Find the lines below that include the word "Classic" and state how many there are, adding nothing.

:: Records to process ::

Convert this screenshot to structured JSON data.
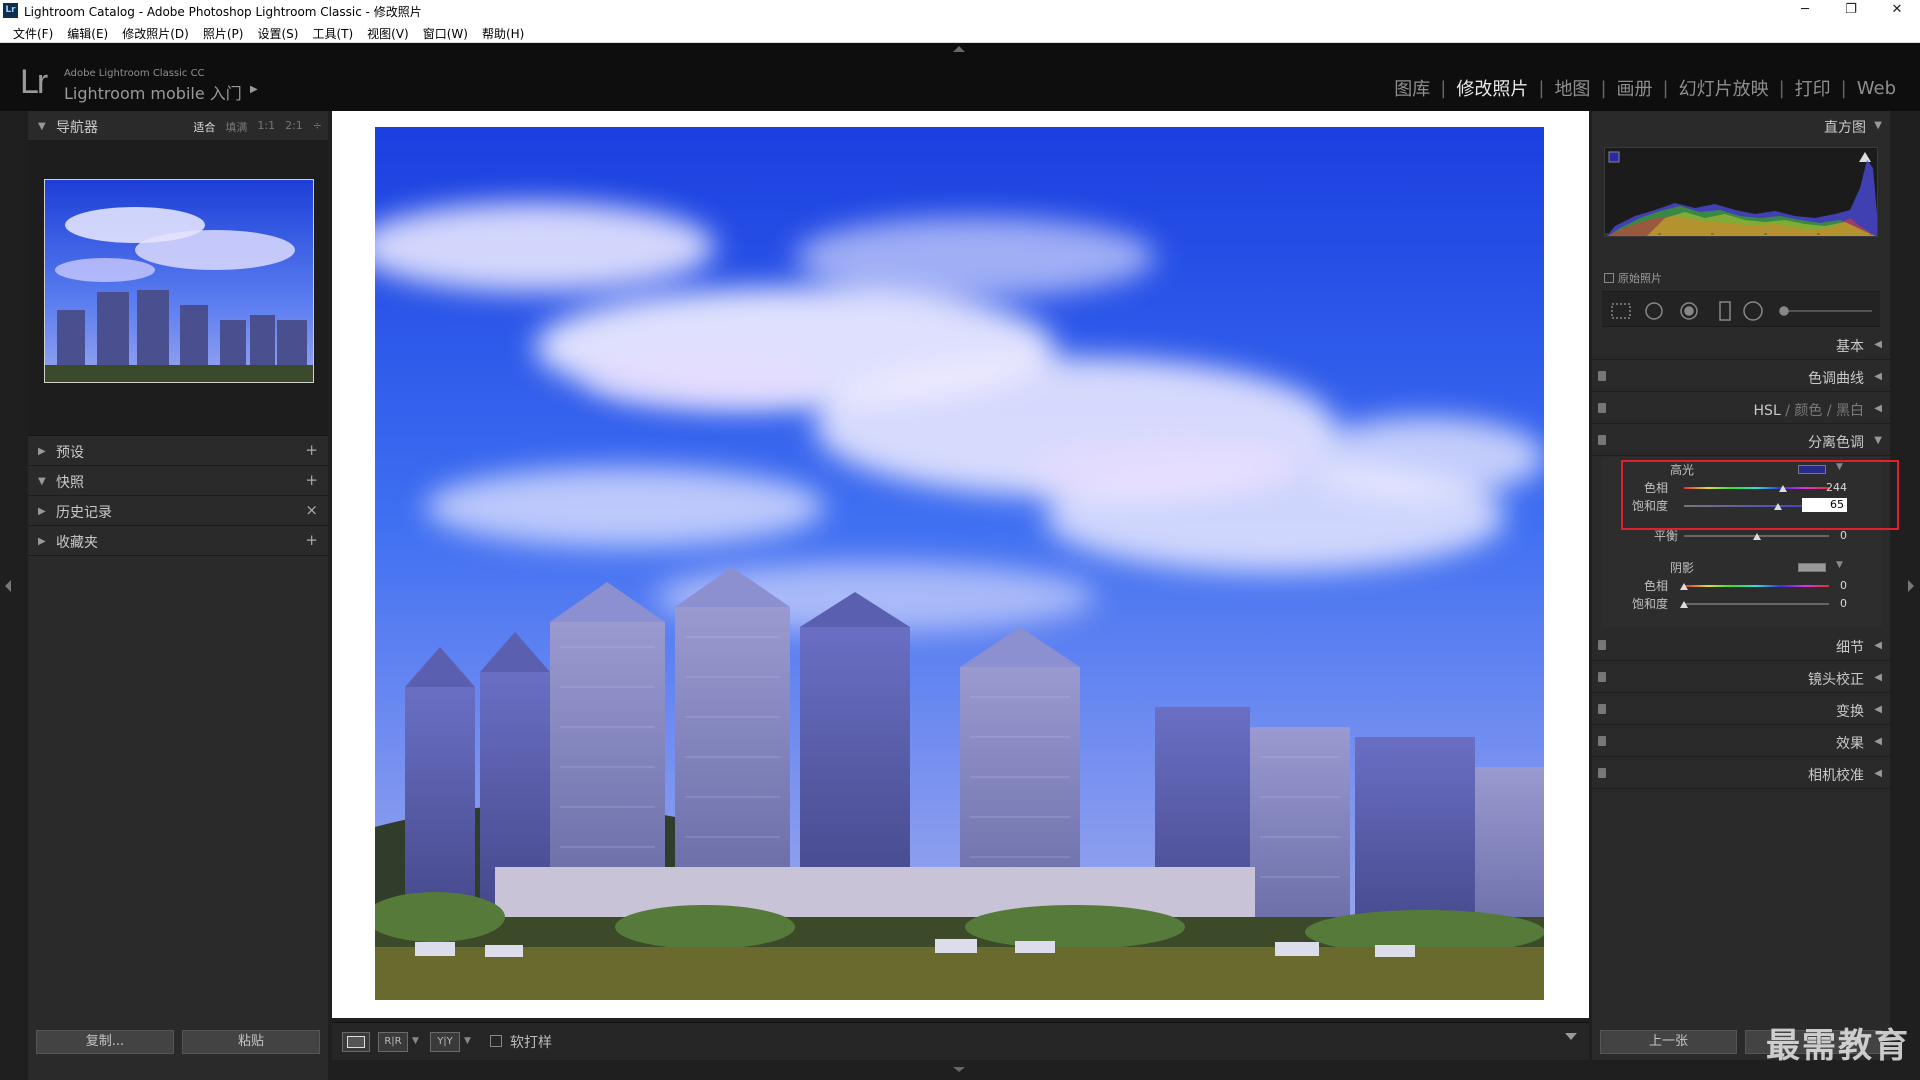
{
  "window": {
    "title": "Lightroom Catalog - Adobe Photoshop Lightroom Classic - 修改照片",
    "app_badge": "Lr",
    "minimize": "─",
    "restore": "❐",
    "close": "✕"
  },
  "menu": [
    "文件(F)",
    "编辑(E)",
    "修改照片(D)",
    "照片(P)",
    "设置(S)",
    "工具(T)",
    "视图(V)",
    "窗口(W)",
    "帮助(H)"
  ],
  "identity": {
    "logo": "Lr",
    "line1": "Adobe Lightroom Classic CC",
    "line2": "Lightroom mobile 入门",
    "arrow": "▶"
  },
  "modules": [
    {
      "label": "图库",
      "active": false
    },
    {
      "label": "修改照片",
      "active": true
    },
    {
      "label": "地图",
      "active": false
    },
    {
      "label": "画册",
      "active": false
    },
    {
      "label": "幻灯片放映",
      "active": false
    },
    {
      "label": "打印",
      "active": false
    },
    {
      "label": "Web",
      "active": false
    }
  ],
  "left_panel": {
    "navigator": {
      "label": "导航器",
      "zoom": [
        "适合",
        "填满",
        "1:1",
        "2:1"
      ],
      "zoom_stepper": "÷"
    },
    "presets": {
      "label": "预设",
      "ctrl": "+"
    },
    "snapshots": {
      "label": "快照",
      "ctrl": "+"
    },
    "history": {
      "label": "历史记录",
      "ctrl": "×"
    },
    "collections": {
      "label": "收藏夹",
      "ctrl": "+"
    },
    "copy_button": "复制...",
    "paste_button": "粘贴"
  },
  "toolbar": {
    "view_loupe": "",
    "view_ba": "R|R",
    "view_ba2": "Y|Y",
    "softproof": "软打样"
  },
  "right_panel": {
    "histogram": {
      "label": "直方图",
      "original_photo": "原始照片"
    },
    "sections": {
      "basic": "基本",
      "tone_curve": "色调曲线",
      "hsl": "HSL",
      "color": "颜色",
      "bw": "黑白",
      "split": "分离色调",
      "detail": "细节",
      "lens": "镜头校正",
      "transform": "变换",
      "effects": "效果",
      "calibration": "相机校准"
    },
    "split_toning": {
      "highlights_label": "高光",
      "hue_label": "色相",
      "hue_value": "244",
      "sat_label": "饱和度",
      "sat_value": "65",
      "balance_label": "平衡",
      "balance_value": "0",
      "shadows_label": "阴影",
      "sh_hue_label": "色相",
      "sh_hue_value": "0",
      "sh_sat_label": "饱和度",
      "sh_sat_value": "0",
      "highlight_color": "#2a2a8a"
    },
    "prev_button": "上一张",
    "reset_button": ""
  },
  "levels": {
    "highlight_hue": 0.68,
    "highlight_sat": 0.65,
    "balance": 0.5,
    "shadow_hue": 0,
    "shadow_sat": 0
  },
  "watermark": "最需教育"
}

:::

> Exercise output
2